UNICEF'S Representative for Pyongyang, Richard Bridle, said the international humanitarian program in North Korea is working. He recalled that back in 1998, North Korea suffered from the worst malnutrition in the world. Now, he said, acute malnutrition among children has been cut in half from 16 percent to eight percent, and chronic malnutrition from 62 percent to 42 percent.
Mr. Bridle described these reductions as dramatic, and said they show that the humanitarian program operated by the United Nations, the Red Cross, and non-governmental agencies really is effective.

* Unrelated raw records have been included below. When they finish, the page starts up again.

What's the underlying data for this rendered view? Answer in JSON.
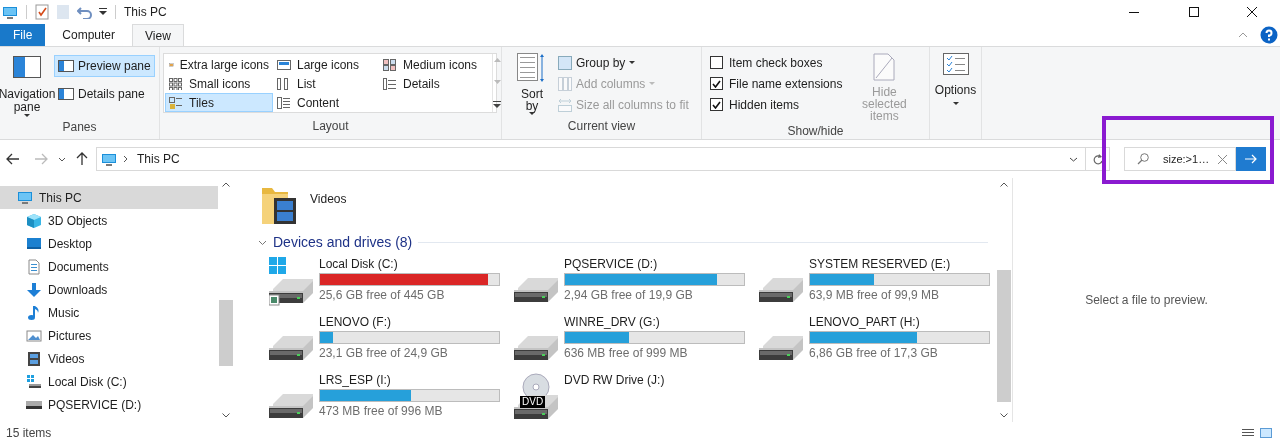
{
  "window": {
    "title": "This PC"
  },
  "tabs": [
    {
      "label": "File",
      "kind": "file",
      "selected": false
    },
    {
      "label": "Computer",
      "kind": "tab",
      "selected": false
    },
    {
      "label": "View",
      "kind": "tab",
      "selected": true
    }
  ],
  "ribbon": {
    "panes": {
      "title": "Panes",
      "navigation_pane": "Navigation pane",
      "buttons": [
        {
          "label": "Preview pane",
          "selected": true
        },
        {
          "label": "Details pane",
          "selected": false
        }
      ]
    },
    "layout": {
      "title": "Layout",
      "options": [
        {
          "label": "Extra large icons",
          "kind": "xl",
          "selected": false
        },
        {
          "label": "Large icons",
          "kind": "large",
          "selected": false
        },
        {
          "label": "Medium icons",
          "kind": "medium",
          "selected": false
        },
        {
          "label": "Small icons",
          "kind": "small",
          "selected": false
        },
        {
          "label": "List",
          "kind": "list",
          "selected": false
        },
        {
          "label": "Details",
          "kind": "details",
          "selected": false
        },
        {
          "label": "Tiles",
          "kind": "tiles",
          "selected": true
        },
        {
          "label": "Content",
          "kind": "content",
          "selected": false
        }
      ]
    },
    "current_view": {
      "title": "Current view",
      "sort_by": "Sort by",
      "commands": [
        {
          "label": "Group by",
          "kind": "group",
          "disabled": false
        },
        {
          "label": "Add columns",
          "kind": "columns",
          "disabled": true
        },
        {
          "label": "Size all columns to fit",
          "kind": "fit",
          "disabled": true
        }
      ]
    },
    "show_hide": {
      "title": "Show/hide",
      "checkboxes": [
        {
          "label": "Item check boxes",
          "checked": false
        },
        {
          "label": "File name extensions",
          "checked": true
        },
        {
          "label": "Hidden items",
          "checked": true
        }
      ],
      "hide_selected": {
        "label": "Hide selected items",
        "disabled": true
      }
    },
    "options": {
      "label": "Options"
    }
  },
  "address_bar": {
    "path": "This PC"
  },
  "search": {
    "value": "size:>1…"
  },
  "sidebar": {
    "items": [
      {
        "label": "This PC",
        "kind": "pc",
        "selected": true,
        "children": [
          {
            "label": "3D Objects",
            "kind": "cube",
            "selected": false
          },
          {
            "label": "Desktop",
            "kind": "desktop",
            "selected": false
          },
          {
            "label": "Documents",
            "kind": "documents",
            "selected": false
          },
          {
            "label": "Downloads",
            "kind": "downloads",
            "selected": false
          },
          {
            "label": "Music",
            "kind": "music",
            "selected": false
          },
          {
            "label": "Pictures",
            "kind": "pictures",
            "selected": false
          },
          {
            "label": "Videos",
            "kind": "videos",
            "selected": false
          },
          {
            "label": "Local Disk (C:)",
            "kind": "system-disk",
            "selected": false
          },
          {
            "label": "PQSERVICE (D:)",
            "kind": "disk",
            "selected": false
          }
        ]
      }
    ]
  },
  "content": {
    "folders": [
      {
        "name": "Videos"
      }
    ],
    "section": {
      "title": "Devices and drives (8)",
      "expanded": true
    },
    "drives": [
      {
        "name": "Local Disk (C:)",
        "kind": "system",
        "free": "25,6 GB free of 445 GB",
        "level": 0.94,
        "color": "#da2626"
      },
      {
        "name": "PQSERVICE (D:)",
        "kind": "hdd",
        "free": "2,94 GB free of 19,9 GB",
        "level": 0.85,
        "color": "#26a0da"
      },
      {
        "name": "SYSTEM RESERVED (E:)",
        "kind": "hdd",
        "free": "63,9 MB free of 99,9 MB",
        "level": 0.36,
        "color": "#26a0da"
      },
      {
        "name": "LENOVO (F:)",
        "kind": "hdd",
        "free": "23,1 GB free of 24,9 GB",
        "level": 0.07,
        "color": "#26a0da"
      },
      {
        "name": "WINRE_DRV (G:)",
        "kind": "hdd",
        "free": "636 MB free of 999 MB",
        "level": 0.36,
        "color": "#26a0da"
      },
      {
        "name": "LENOVO_PART (H:)",
        "kind": "hdd",
        "free": "6,86 GB free of 17,3 GB",
        "level": 0.6,
        "color": "#26a0da"
      },
      {
        "name": "LRS_ESP (I:)",
        "kind": "hdd",
        "free": "473 MB free of 996 MB",
        "level": 0.51,
        "color": "#26a0da"
      },
      {
        "name": "DVD RW Drive (J:)",
        "kind": "dvd",
        "badge": "DVD"
      }
    ]
  },
  "preview": {
    "message": "Select a file to preview."
  },
  "status_bar": {
    "count": "15 items"
  }
}
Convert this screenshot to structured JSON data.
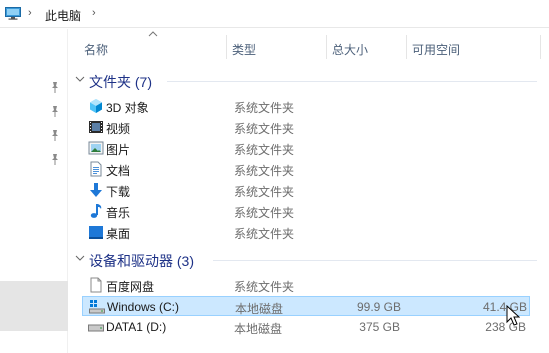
{
  "address": {
    "crumb": "此电脑"
  },
  "columns": {
    "name": "名称",
    "type": "类型",
    "total_size": "总大小",
    "free_space": "可用空间"
  },
  "groups": [
    {
      "label": "文件夹 (7)",
      "items": [
        {
          "name": "3D 对象",
          "type": "系统文件夹",
          "icon": "3d-objects-icon"
        },
        {
          "name": "视频",
          "type": "系统文件夹",
          "icon": "videos-icon"
        },
        {
          "name": "图片",
          "type": "系统文件夹",
          "icon": "pictures-icon"
        },
        {
          "name": "文档",
          "type": "系统文件夹",
          "icon": "documents-icon"
        },
        {
          "name": "下载",
          "type": "系统文件夹",
          "icon": "downloads-icon"
        },
        {
          "name": "音乐",
          "type": "系统文件夹",
          "icon": "music-icon"
        },
        {
          "name": "桌面",
          "type": "系统文件夹",
          "icon": "desktop-icon"
        }
      ]
    },
    {
      "label": "设备和驱动器 (3)",
      "items": [
        {
          "name": "百度网盘",
          "type": "系统文件夹",
          "total": "",
          "free": "",
          "icon": "baidu-netdisk-icon"
        },
        {
          "name": "Windows (C:)",
          "type": "本地磁盘",
          "total": "99.9 GB",
          "free": "41.4 GB",
          "icon": "windows-drive-icon",
          "selected": true
        },
        {
          "name": "DATA1 (D:)",
          "type": "本地磁盘",
          "total": "375 GB",
          "free": "238 GB",
          "icon": "drive-icon"
        }
      ]
    }
  ]
}
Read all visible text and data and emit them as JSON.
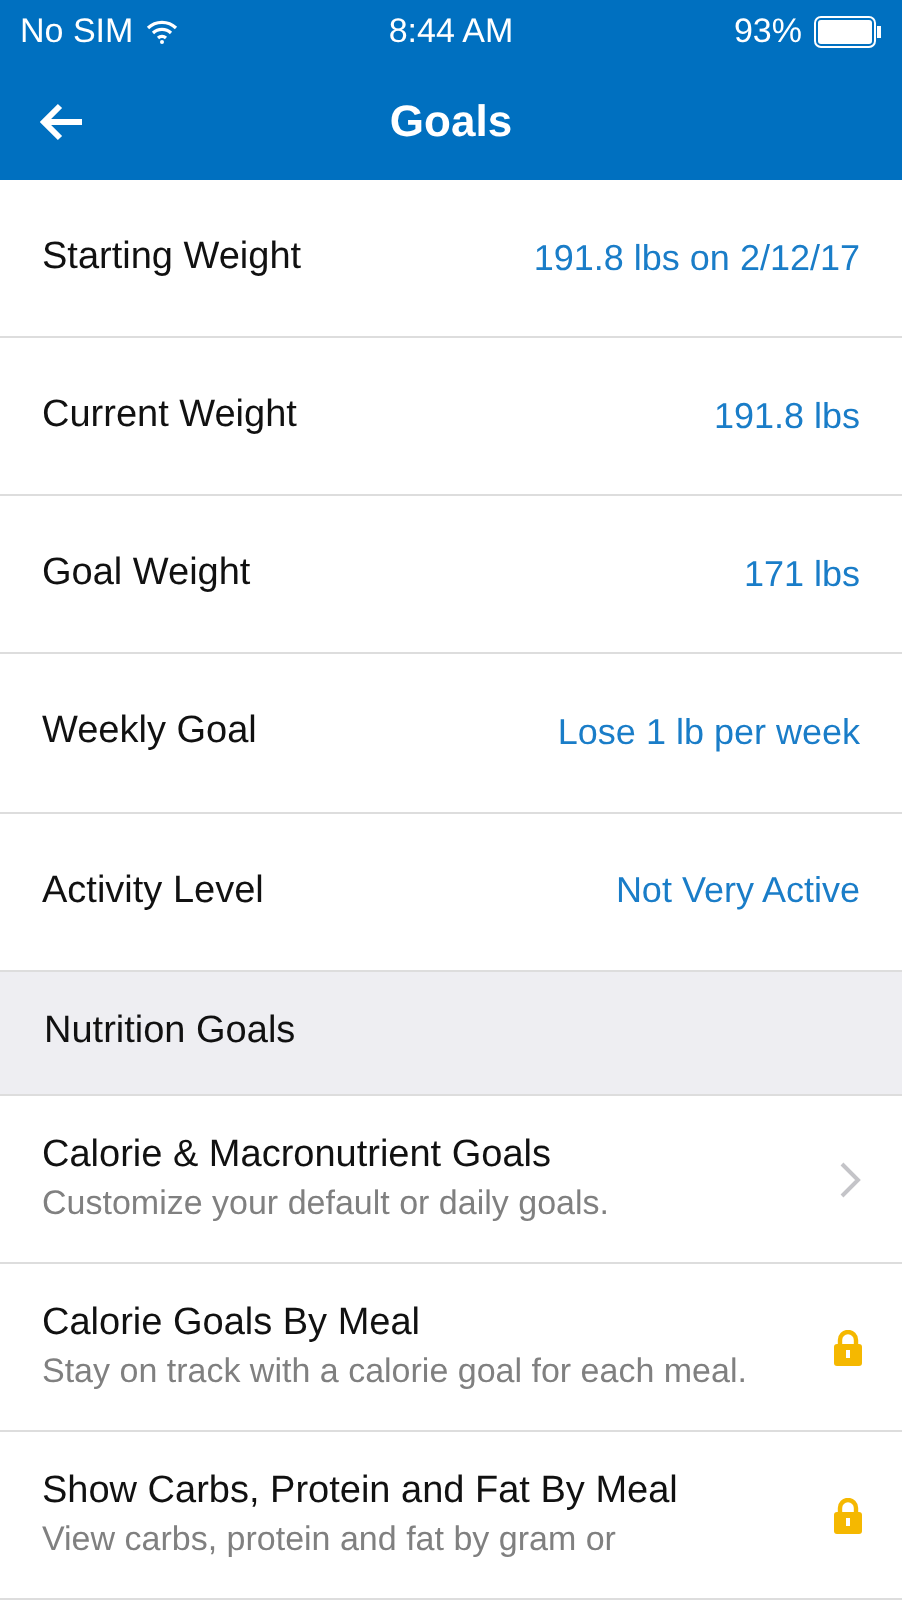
{
  "status_bar": {
    "carrier": "No SIM",
    "time": "8:44 AM",
    "battery": "93%"
  },
  "header": {
    "title": "Goals"
  },
  "goals": [
    {
      "label": "Starting Weight",
      "value": "191.8 lbs on 2/12/17"
    },
    {
      "label": "Current Weight",
      "value": "191.8 lbs"
    },
    {
      "label": "Goal Weight",
      "value": "171 lbs"
    },
    {
      "label": "Weekly Goal",
      "value": "Lose 1 lb per week"
    },
    {
      "label": "Activity Level",
      "value": "Not Very Active"
    }
  ],
  "section": {
    "title": "Nutrition Goals"
  },
  "nutrition_items": [
    {
      "kind": "link",
      "title": "Calorie & Macronutrient Goals",
      "subtitle": "Customize your default or daily goals."
    },
    {
      "kind": "locked",
      "title": "Calorie Goals By Meal",
      "subtitle": "Stay on track with a calorie goal for each meal."
    },
    {
      "kind": "locked",
      "title": "Show Carbs, Protein and Fat By Meal",
      "subtitle": "View carbs, protein and fat by gram or"
    }
  ]
}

"I would also say that those dramatic improvements basically give the lie to people around the world who have said that this aid is being systematically and largely diverted," added Mr. Bridle. "If all of the food of the World Food Program were actually going to the army, why would there be such a dramatic effect on the situation of children? We have here indirect evidence that certainly, by and large, the vast majority of that assistance, if not all of it, is going to its intended beneficiaries."
Mr. Bridle also pointed to an improvement in relations with the North Korean authorities. "When we started this humanitarian program, we were under great suspicion on the part of the North Koreans," he said. "It was a question of, you know, 'just give us the goods, let us get on with things, our system is the best, we know what we are doing.'
"We do not get that message from them any more," he continued. "What we do hear from them now, certainly in the social sector, is, 'we want your advice on policy. We would like to move towards international standards.' OK. Now we are not talking nuclear programs or rocket science here. But they have adopted the international immunization schedule. They have adopted international recommendations on breast feeding, [which are] extremely important for the very youngest children."
Nonetheless, Mr. Bridle said North Korean children are still at great risk of dying, and he warned that there is no end in sight to the humanitarian crisis.
Mr. Bridle said an end to the crisis would involve the building of internal capacity to enable the North Koreans to feed their own population, to provide their own medicines, repair their water sanitation systems, and to provide children with educational materials.
However, UNICEF'S efforts to help North Korea achieve these goals are threatened by a serious lack of funding. Just over one quarter of its current appeal for $12 million has been met. UNICEF says this situation puts children at greater risk of death and malnutrition.